Baseball is back, spring is here, and I couldn’t think of a better day of the year to start catching up on Eastbound & Down. The show, HBO’s lacerating portrait of a former Major League Baseball player who, after alienating the fans of every franchise in America with racist and homophobic tirades and hurting his shoulder, limps back home to South Carolina to teach gym. What’s fascinating about the show is watching a wounded, profoundly un-self-aware man encounter, at an extremely belated age, a situation where he’s required to moderate his behavior and accomodate the needs of other people.
Kenny’s privileged existence means that he behaves inappropriately and treats people terribly. He treats Cassie, his sister-in-law, like she’s his maid, and generally behaves like he’s entitled to permanent residence in his brother’s home. He has so little ability to moderate his behavior around his nephews that one of them begins to see him as a nightmare figure. He frames Stevie, the high school band geek who continues to idolize him, for drunk driving, explaining that he’s got to flee the scene “’cause I got priors.”

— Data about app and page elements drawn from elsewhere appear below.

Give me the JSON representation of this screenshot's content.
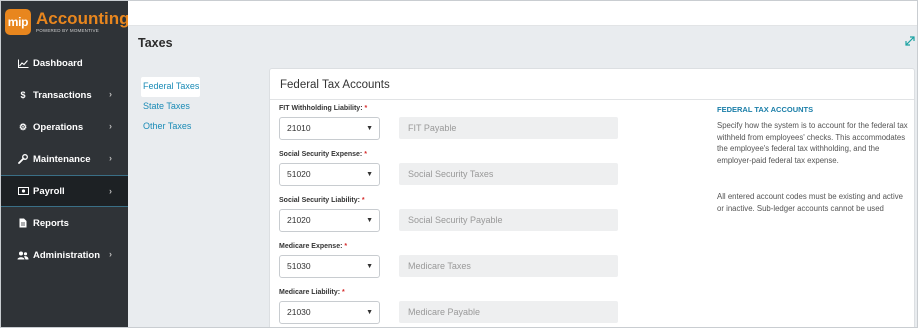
{
  "brand": {
    "badge": "mip",
    "title": "Accounting",
    "subtitle": "POWERED BY MOMENTIVE",
    "accent": "#e8861e"
  },
  "sidebar": {
    "items": [
      {
        "label": "Dashboard",
        "icon": "chart-line-icon",
        "has_chevron": false
      },
      {
        "label": "Transactions",
        "icon": "dollar-icon",
        "has_chevron": true
      },
      {
        "label": "Operations",
        "icon": "gears-icon",
        "has_chevron": true
      },
      {
        "label": "Maintenance",
        "icon": "wrench-icon",
        "has_chevron": true
      },
      {
        "label": "Payroll",
        "icon": "money-icon",
        "has_chevron": true,
        "active": true
      },
      {
        "label": "Reports",
        "icon": "file-icon",
        "has_chevron": false
      },
      {
        "label": "Administration",
        "icon": "users-icon",
        "has_chevron": true
      }
    ]
  },
  "page": {
    "title": "Taxes"
  },
  "subnav": {
    "items": [
      {
        "label": "Federal Taxes",
        "active": true
      },
      {
        "label": "State Taxes"
      },
      {
        "label": "Other Taxes"
      }
    ]
  },
  "panel": {
    "title": "Federal Tax Accounts",
    "fields": [
      {
        "label": "FIT Withholding Liability:",
        "required": "*",
        "value": "21010",
        "description": "FIT Payable"
      },
      {
        "label": "Social Security Expense:",
        "required": "*",
        "value": "51020",
        "description": "Social Security Taxes"
      },
      {
        "label": "Social Security Liability:",
        "required": "*",
        "value": "21020",
        "description": "Social Security Payable"
      },
      {
        "label": "Medicare Expense:",
        "required": "*",
        "value": "51030",
        "description": "Medicare Taxes"
      },
      {
        "label": "Medicare Liability:",
        "required": "*",
        "value": "21030",
        "description": "Medicare Payable"
      }
    ],
    "help": {
      "title": "FEDERAL TAX ACCOUNTS",
      "paragraph1": "Specify how the system is to account for the federal tax withheld from employees' checks. This accommodates the employee's federal tax withholding, and the employer-paid federal tax expense.",
      "paragraph2": "All entered account codes must be existing and active or inactive. Sub-ledger accounts cannot be used"
    }
  },
  "colors": {
    "sidebar_bg": "#2f3337",
    "link": "#1a8bb6",
    "required": "#d62d2d"
  }
}
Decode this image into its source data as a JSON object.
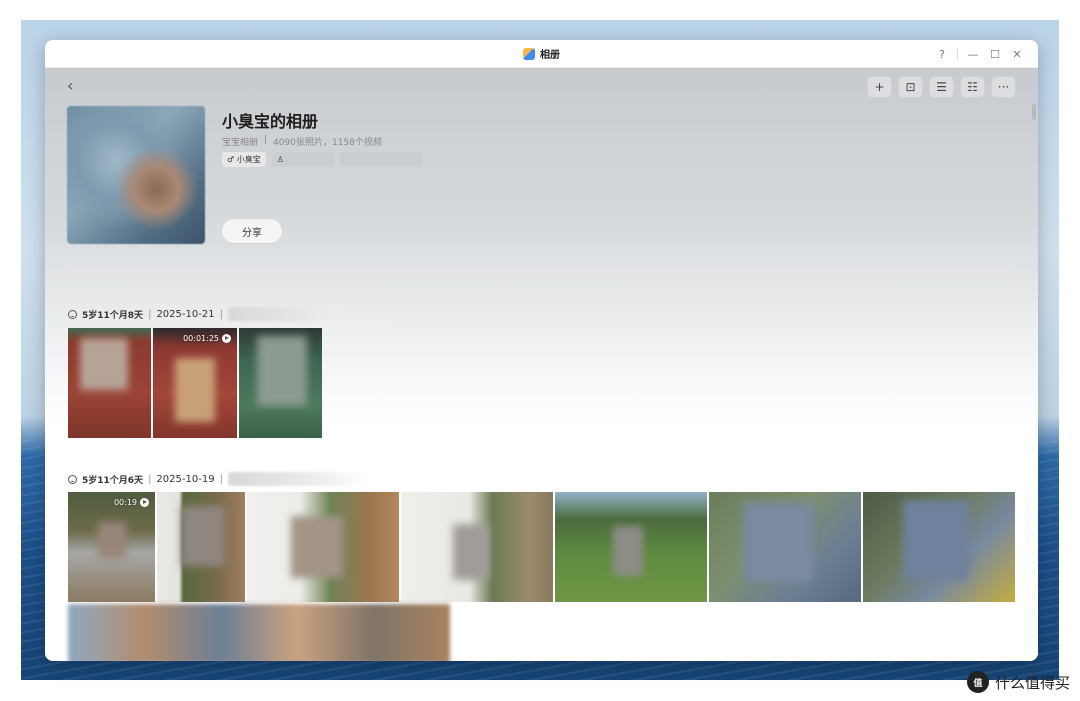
{
  "window": {
    "app_title": "相册",
    "help_label": "?",
    "minimize_label": "—",
    "maximize_label": "☐",
    "close_label": "✕"
  },
  "toolbar": {
    "back_label": "‹",
    "add_label": "+",
    "face_label": "⊡",
    "sort_label": "☰",
    "view_label": "☷",
    "more_label": "···"
  },
  "album": {
    "title": "小臭宝的相册",
    "type": "宝宝相册",
    "meta_sep": "|",
    "counts": "4090张照片，1158个视频",
    "tag_child": "♂ 小臭宝",
    "tag_parent_icon": "♙",
    "share_label": "分享"
  },
  "groups": [
    {
      "age": "5岁11个月8天",
      "date": "2025-10-21",
      "sep": "|",
      "durations": [
        "00:01:25"
      ]
    },
    {
      "age": "5岁11个月6天",
      "date": "2025-10-19",
      "sep": "|",
      "durations": [
        "00:19"
      ]
    }
  ],
  "watermark": {
    "logo": "值",
    "text": "什么值得买"
  }
}
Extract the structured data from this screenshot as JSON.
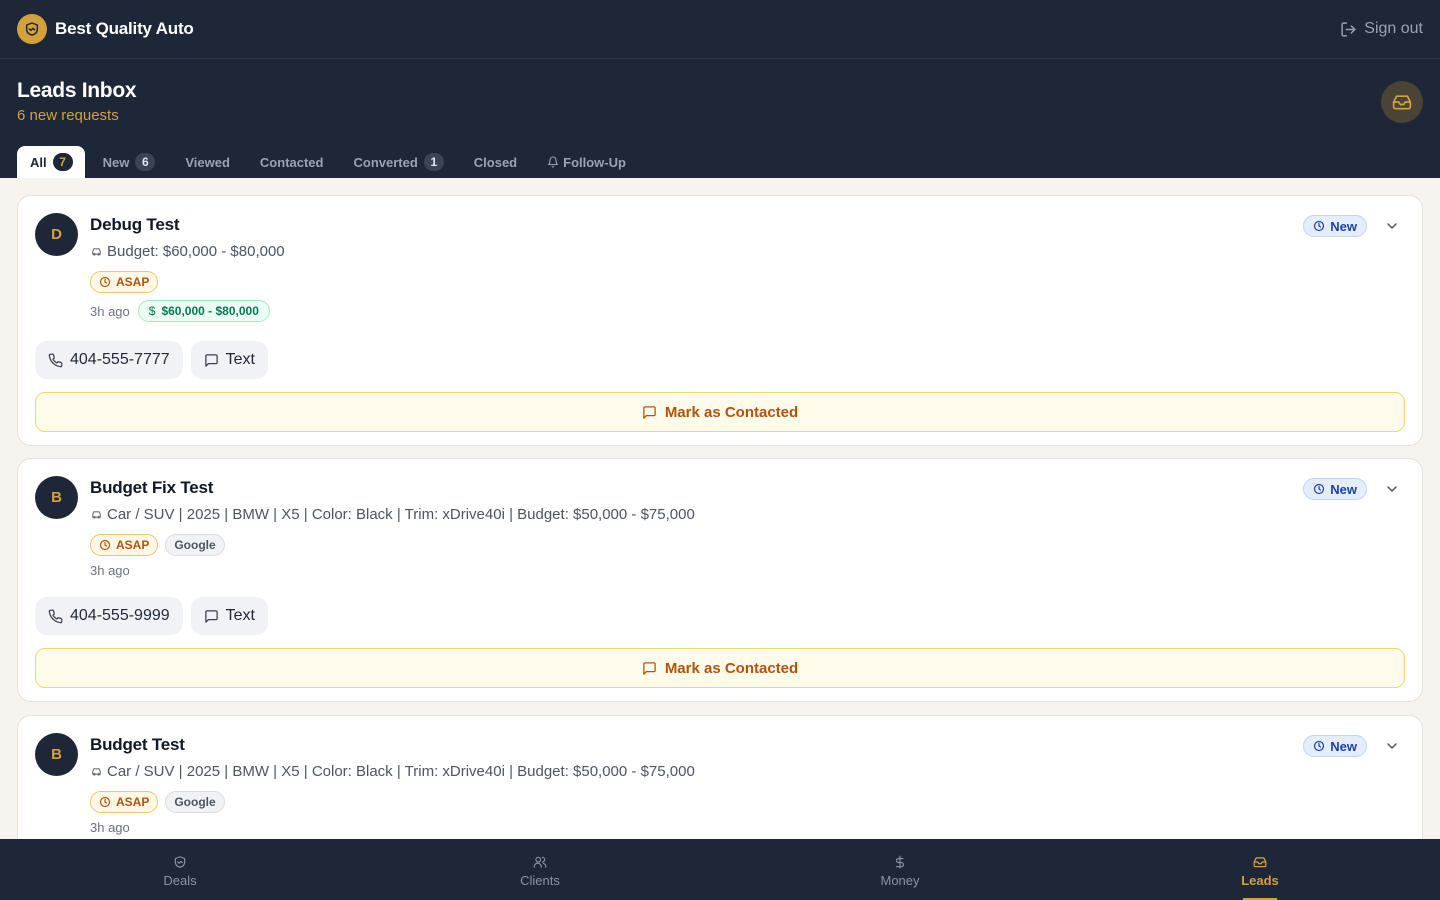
{
  "app": {
    "brand": "Best Quality Auto",
    "signout_label": "Sign out"
  },
  "header": {
    "title": "Leads Inbox",
    "subtitle": "6 new requests"
  },
  "tabs": [
    {
      "label": "All",
      "count": "7"
    },
    {
      "label": "New",
      "count": "6"
    },
    {
      "label": "Viewed"
    },
    {
      "label": "Contacted"
    },
    {
      "label": "Converted",
      "count": "1"
    },
    {
      "label": "Closed"
    },
    {
      "label": "Follow-Up"
    }
  ],
  "leads": [
    {
      "initial": "D",
      "name": "Debug Test",
      "description": "Budget: $60,000 - $80,000",
      "urgency": "ASAP",
      "time": "3h ago",
      "budget_pill": "$60,000 - $80,000",
      "status": "New",
      "phone": "404-555-7777",
      "text_label": "Text",
      "mark_label": "Mark as Contacted"
    },
    {
      "initial": "B",
      "name": "Budget Fix Test",
      "description": "Car / SUV | 2025 | BMW | X5 | Color: Black | Trim: xDrive40i | Budget: $50,000 - $75,000",
      "urgency": "ASAP",
      "source": "Google",
      "time": "3h ago",
      "status": "New",
      "phone": "404-555-9999",
      "text_label": "Text",
      "mark_label": "Mark as Contacted"
    },
    {
      "initial": "B",
      "name": "Budget Test",
      "description": "Car / SUV | 2025 | BMW | X5 | Color: Black | Trim: xDrive40i | Budget: $50,000 - $75,000",
      "urgency": "ASAP",
      "source": "Google",
      "time": "3h ago",
      "status": "New"
    }
  ],
  "nav": [
    {
      "label": "Deals",
      "icon": "handshake-icon"
    },
    {
      "label": "Clients",
      "icon": "users-icon"
    },
    {
      "label": "Money",
      "icon": "dollar-icon"
    },
    {
      "label": "Leads",
      "icon": "inbox-icon",
      "active": true
    }
  ],
  "colors": {
    "navy": "#1d2738",
    "gold": "#d4a13b",
    "background": "#f7f4ef"
  }
}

But being constantly accommodated has left Kenny with precisely zero sense of how to comport himself in situations that require subtlety or accurate communication. “Fuck time,” he tells Cassie, after they try to sell his memorabilia on eBay with little luck. “I know my past is more valuable than seven bucks.” But it can’t buy him financial security, and it can’t make up for social skills he spent years not developing. After he insults Cassie in a moment of passion, he tells his brother Dustin, “I just have a very hard time expressing my emotions and I can’t stop from yelling.” He can’t stop himself from telling Terrence, the principal who is his boss and engaged to his former girlfriend and fellow teacher April, “You know, I took April’s virginity,” but he does try to walk it back, telling Terrence “I said I don’t want a smoothie,” when Terrence mishears him. Kenny would love to be back in a place where he doesn’t have to feel guilt, or discomfort, or regret. After his attempt at acting as a celebrity spokesman for a local car dealership goes sour, he declares “I’m not an ape. I’m a professional ballplayer. I need to be around people who understand that.” But he recognizes, regretfully, that “I guess Kenny Powers ain’t what it used to be.”
It’s ridiculous that Kenny’s been allowed to get away with being a horrible, inconsiderate person for so wrong. But as a portrait of what privilege denies its recipients, Eastbound & Down is undeniably powerful. Kenny may not be suffering from repeated concussions, or have lost a fortune to gambling. But he’s incapacitated none the less. The people around him may be victimized because their niceness means they can’t respond to Kenny’s ridiculousness in kind—”We bestow our feelings of love towards you by being generous,” Cassie says through gritted teeth. But when Kenny actually wants something from someone who doesn’t need to put up with him, he’s utterly at a loss, pathetic in the same proportion he once was powerful.